- **EXERCISE INSTRUCTIONS**
In the listing below, identify each line with the word "role" and return those lines.

- **EXTRACTED ENTRIES**
---

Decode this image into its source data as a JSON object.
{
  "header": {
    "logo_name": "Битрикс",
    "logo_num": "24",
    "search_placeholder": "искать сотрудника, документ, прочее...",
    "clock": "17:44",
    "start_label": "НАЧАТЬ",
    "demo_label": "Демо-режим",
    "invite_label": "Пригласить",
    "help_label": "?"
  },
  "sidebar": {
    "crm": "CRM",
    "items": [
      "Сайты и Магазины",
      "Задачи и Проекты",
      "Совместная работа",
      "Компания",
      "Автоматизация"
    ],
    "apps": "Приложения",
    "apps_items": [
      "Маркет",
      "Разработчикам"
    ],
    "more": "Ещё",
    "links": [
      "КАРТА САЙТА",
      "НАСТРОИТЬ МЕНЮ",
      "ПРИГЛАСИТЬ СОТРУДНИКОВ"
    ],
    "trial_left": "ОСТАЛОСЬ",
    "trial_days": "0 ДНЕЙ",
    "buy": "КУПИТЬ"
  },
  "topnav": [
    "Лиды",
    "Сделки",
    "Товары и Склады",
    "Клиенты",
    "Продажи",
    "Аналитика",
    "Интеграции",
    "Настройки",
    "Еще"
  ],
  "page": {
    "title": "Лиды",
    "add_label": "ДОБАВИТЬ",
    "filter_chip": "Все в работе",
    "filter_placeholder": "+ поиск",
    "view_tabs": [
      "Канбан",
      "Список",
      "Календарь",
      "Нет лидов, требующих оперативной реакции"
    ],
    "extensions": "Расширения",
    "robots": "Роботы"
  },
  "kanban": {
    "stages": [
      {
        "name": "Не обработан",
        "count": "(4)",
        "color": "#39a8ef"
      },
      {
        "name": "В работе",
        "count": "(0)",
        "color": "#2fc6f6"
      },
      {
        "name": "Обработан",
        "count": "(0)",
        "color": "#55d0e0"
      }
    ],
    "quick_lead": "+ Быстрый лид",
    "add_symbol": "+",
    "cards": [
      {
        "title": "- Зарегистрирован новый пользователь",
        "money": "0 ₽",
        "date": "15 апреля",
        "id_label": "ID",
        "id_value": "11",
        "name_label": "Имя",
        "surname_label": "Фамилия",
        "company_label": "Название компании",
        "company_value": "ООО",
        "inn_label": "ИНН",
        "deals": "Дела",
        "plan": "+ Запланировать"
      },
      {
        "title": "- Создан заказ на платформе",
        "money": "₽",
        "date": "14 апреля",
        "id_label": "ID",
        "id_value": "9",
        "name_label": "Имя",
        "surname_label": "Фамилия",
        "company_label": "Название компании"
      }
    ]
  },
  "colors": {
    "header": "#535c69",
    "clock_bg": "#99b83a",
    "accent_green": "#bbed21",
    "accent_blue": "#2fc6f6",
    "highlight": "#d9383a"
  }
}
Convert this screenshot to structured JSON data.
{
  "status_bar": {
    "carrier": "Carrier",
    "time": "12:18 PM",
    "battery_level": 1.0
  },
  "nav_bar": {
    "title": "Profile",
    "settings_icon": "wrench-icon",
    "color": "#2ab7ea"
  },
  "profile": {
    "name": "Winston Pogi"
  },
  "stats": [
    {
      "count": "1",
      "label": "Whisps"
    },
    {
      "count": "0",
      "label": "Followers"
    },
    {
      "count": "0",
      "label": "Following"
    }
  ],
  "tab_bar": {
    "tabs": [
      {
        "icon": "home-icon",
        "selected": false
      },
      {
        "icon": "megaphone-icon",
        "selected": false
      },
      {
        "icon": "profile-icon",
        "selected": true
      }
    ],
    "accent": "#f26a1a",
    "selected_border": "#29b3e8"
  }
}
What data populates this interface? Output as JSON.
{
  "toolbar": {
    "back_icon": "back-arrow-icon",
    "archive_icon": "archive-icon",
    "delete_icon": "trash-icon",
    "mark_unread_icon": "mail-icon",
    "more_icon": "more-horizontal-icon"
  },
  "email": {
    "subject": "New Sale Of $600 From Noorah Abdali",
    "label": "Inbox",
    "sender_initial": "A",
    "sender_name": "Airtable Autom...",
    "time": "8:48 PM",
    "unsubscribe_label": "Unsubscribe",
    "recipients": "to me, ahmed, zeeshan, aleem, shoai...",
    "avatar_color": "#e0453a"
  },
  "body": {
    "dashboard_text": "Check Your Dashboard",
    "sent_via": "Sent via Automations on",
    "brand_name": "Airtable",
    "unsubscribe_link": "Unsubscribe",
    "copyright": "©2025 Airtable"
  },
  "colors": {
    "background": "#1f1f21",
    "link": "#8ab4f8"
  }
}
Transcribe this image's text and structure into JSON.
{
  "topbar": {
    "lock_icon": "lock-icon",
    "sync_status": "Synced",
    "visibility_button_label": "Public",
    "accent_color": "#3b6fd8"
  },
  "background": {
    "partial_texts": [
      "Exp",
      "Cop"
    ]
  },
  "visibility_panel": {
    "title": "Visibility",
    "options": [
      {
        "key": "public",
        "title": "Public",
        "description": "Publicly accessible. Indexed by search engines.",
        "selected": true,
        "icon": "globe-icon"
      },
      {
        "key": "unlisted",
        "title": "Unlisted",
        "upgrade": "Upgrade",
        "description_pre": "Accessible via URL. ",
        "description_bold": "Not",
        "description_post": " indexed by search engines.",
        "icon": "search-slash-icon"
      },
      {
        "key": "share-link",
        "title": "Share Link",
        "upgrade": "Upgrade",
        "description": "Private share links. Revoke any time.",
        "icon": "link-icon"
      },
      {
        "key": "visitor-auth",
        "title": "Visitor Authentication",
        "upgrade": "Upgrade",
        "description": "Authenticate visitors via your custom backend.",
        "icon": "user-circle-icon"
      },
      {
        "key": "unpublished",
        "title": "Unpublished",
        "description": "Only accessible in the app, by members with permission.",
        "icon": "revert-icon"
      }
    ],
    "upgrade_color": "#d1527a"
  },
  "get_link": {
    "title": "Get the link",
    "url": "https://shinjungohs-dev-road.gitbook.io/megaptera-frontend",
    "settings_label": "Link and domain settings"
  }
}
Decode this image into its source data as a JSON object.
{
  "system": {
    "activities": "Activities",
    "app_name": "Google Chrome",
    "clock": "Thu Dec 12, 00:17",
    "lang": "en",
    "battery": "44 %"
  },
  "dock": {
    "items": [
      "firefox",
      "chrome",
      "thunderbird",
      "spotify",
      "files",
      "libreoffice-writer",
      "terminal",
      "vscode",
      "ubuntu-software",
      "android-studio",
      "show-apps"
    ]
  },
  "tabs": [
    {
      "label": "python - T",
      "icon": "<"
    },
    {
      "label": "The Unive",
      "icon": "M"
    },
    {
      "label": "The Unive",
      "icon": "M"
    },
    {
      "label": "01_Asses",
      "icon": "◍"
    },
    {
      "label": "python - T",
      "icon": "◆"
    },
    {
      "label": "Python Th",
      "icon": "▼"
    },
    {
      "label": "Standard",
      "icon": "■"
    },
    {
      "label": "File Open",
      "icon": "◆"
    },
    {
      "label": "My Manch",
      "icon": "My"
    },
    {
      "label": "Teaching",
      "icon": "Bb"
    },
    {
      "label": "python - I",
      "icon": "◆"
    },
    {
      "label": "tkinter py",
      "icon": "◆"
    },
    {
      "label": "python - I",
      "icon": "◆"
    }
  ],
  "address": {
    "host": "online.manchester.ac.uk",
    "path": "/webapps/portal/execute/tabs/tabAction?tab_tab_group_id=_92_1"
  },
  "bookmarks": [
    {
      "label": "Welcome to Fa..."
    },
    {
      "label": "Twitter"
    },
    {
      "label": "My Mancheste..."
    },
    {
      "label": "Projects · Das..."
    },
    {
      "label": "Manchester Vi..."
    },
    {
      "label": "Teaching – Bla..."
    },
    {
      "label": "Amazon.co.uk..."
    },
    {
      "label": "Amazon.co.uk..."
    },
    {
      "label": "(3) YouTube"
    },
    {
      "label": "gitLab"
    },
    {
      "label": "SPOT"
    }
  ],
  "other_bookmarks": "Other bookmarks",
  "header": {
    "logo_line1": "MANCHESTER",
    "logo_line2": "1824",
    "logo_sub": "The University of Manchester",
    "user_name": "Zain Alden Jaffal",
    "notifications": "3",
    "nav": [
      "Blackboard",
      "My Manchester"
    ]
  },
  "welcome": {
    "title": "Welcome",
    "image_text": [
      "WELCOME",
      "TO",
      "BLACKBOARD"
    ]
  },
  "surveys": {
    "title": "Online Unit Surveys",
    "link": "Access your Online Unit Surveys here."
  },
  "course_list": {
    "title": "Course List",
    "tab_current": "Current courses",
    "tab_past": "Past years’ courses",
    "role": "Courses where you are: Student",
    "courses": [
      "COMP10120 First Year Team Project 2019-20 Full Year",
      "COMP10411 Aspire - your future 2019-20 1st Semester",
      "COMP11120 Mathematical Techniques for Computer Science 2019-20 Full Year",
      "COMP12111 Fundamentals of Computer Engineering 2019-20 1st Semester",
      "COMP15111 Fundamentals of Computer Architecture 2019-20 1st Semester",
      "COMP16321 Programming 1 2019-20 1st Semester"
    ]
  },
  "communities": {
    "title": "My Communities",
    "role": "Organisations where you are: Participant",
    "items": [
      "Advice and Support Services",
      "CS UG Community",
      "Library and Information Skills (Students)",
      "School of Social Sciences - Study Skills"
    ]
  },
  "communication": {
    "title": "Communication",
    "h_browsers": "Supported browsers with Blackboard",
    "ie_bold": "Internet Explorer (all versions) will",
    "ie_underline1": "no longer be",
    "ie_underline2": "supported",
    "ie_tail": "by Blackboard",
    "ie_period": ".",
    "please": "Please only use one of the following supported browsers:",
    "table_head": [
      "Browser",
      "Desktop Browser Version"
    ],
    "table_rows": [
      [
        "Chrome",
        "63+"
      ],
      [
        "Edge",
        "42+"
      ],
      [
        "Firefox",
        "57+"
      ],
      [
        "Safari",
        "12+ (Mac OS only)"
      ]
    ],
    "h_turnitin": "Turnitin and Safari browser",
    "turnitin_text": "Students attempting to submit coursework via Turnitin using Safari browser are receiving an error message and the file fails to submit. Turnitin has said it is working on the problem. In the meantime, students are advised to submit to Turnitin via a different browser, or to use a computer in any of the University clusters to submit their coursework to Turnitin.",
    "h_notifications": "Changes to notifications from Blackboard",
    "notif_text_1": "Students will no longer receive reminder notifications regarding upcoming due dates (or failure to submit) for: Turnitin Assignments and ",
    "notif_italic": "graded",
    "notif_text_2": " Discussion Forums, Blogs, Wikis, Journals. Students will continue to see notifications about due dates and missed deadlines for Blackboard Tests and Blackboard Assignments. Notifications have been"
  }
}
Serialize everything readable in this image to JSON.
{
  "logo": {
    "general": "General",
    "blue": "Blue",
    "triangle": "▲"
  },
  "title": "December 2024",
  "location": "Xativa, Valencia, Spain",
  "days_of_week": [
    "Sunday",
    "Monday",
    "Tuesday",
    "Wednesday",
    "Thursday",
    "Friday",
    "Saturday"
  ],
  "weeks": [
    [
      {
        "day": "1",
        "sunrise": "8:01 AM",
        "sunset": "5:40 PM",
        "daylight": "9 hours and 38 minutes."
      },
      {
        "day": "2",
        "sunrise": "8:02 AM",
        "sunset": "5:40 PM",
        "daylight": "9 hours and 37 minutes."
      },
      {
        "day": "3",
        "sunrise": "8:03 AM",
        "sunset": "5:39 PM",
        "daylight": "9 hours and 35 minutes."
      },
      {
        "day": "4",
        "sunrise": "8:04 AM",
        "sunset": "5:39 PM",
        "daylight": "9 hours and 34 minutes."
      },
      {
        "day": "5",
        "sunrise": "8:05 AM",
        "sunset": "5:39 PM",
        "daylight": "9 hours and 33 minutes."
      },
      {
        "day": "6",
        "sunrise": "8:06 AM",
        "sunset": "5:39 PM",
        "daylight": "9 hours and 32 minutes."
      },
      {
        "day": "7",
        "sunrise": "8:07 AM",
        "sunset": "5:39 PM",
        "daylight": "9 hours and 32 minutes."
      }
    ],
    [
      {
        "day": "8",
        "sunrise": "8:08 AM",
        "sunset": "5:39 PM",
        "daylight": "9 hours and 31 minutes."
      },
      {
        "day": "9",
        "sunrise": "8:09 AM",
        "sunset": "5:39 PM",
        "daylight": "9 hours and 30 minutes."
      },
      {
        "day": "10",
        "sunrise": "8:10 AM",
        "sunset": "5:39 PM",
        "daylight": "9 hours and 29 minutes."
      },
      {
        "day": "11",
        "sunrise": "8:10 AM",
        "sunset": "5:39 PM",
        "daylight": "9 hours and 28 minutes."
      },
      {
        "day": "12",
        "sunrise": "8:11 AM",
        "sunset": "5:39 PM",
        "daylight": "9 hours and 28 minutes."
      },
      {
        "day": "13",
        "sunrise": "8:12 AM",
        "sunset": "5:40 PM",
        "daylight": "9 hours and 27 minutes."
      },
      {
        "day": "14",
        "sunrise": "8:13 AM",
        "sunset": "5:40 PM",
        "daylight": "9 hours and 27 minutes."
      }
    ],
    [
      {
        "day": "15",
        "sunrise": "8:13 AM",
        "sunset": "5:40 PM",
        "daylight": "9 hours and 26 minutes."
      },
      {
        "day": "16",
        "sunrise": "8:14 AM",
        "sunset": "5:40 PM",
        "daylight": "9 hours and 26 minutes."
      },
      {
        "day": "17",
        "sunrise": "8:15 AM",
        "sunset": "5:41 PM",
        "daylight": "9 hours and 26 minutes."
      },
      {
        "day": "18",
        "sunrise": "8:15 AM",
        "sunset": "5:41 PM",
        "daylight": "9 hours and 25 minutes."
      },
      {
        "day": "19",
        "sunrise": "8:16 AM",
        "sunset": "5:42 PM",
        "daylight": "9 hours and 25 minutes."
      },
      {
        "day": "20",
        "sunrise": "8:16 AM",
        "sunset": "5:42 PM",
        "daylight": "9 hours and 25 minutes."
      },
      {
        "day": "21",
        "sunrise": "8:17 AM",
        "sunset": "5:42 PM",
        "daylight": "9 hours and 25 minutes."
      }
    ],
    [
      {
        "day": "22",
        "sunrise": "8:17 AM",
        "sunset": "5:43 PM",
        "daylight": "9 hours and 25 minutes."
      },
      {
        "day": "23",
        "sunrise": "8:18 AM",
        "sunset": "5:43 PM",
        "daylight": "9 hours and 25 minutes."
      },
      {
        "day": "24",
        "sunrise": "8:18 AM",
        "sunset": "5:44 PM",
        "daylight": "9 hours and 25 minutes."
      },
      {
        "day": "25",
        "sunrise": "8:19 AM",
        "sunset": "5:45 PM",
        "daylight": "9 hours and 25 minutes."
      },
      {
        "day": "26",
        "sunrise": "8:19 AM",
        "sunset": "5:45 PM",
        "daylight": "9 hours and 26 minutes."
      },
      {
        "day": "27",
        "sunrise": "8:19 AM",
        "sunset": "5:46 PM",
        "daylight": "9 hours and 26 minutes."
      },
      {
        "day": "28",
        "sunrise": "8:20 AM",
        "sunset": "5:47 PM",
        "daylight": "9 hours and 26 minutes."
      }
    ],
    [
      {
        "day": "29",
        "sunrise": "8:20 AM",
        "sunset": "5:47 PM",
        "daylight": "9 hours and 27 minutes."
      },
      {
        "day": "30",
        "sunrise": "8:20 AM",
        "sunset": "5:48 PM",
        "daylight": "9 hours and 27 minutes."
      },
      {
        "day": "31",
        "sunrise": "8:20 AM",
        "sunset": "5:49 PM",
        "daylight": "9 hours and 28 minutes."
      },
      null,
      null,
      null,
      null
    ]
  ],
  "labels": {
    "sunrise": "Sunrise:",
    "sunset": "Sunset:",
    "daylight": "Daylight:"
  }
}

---

- **ANSWER FOR THIS EXERCISE**
    "role": "Courses where you are: Student",
    "role": "Organisations where you are: Participant",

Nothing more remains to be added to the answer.